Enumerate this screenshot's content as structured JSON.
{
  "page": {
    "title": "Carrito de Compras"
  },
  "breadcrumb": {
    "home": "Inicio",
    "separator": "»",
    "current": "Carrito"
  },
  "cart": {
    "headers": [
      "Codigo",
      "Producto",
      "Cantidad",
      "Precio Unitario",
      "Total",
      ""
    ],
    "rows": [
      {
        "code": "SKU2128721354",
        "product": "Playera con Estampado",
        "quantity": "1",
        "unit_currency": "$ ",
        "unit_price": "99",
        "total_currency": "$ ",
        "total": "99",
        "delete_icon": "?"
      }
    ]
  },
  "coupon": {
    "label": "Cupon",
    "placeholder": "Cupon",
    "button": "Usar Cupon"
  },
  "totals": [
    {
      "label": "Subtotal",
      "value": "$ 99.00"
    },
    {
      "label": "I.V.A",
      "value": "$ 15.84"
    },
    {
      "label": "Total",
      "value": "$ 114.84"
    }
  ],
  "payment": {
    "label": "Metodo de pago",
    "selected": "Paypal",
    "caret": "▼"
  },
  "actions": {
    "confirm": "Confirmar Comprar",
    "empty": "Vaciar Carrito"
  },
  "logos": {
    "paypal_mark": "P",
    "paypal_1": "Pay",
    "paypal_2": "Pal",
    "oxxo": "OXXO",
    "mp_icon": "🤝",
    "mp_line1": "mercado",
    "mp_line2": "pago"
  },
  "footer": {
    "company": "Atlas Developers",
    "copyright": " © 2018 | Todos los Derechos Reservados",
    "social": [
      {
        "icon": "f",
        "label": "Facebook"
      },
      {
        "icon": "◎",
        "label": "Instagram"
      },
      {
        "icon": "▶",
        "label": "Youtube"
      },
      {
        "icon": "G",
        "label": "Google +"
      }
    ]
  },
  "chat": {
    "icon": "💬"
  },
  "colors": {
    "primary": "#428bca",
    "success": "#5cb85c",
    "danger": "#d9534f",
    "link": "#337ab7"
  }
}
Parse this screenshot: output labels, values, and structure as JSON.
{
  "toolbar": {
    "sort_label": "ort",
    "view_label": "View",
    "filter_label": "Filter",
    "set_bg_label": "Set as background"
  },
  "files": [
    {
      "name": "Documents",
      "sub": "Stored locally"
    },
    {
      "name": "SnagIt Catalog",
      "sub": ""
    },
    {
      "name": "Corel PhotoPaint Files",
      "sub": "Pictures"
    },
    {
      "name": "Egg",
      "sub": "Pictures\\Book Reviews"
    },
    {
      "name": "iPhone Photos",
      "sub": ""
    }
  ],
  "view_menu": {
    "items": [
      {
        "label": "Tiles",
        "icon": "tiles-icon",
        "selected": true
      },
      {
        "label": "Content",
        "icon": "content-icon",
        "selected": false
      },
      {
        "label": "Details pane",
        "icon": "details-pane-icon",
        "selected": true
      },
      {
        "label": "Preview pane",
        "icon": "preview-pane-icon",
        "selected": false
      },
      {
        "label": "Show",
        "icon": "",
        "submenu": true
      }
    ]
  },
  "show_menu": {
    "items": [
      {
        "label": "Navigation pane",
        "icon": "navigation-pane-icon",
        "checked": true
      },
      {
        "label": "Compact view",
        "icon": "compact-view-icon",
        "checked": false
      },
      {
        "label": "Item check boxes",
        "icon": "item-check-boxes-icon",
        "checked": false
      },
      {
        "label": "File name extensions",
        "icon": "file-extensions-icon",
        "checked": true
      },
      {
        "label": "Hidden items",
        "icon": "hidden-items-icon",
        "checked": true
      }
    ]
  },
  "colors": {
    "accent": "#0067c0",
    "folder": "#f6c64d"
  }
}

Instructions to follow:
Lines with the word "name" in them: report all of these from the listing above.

Exercise output:
      "name": "Documents",
      "name": "SnagIt Catalog",
      "name": "Corel PhotoPaint Files",
      "name": "Egg",
      "name": "iPhone Photos",
        "label": "File name extensions",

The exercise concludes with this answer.